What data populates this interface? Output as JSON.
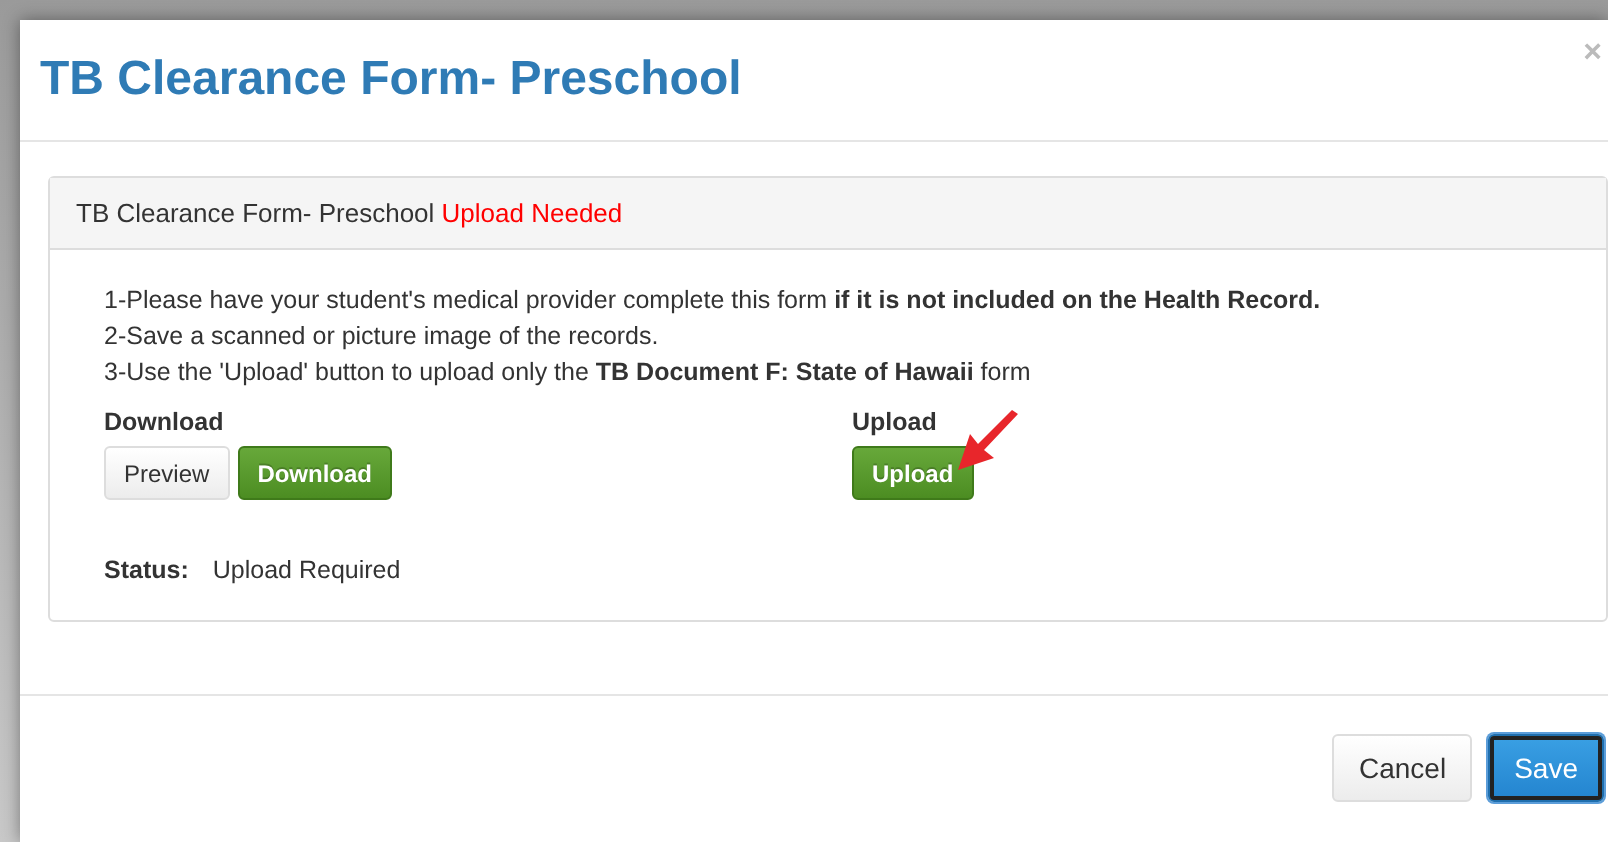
{
  "modal": {
    "title": "TB Clearance Form- Preschool",
    "close": "×"
  },
  "panel": {
    "heading": "TB Clearance Form- Preschool",
    "heading_status": "Upload Needed",
    "instructions": [
      "1-Please have your student's medical provider complete this form **if it is not included on the Health Record.**",
      "2-Save a scanned or picture image of the records.",
      "3-Use the 'Upload' button to upload only the **TB Document F:  State of Hawaii** form"
    ],
    "download": {
      "label": "Download",
      "buttons": [
        {
          "label": "Preview",
          "kind": "default"
        },
        {
          "label": "Download",
          "kind": "success"
        }
      ]
    },
    "upload": {
      "label": "Upload",
      "buttons": [
        {
          "label": "Upload",
          "kind": "success"
        }
      ]
    },
    "status": {
      "label": "Status:",
      "value": "Upload Required"
    }
  },
  "footer": {
    "buttons": [
      {
        "label": "Cancel",
        "kind": "default",
        "focused": false
      },
      {
        "label": "Save",
        "kind": "primary",
        "focused": true
      }
    ]
  }
}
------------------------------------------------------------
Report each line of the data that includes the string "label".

      "label": "Download",
          "label": "Preview",
          "label": "Download",
      "label": "Upload",
          "label": "Upload",
      "label": "Status:",
        "label": "Cancel",
        "label": "Save",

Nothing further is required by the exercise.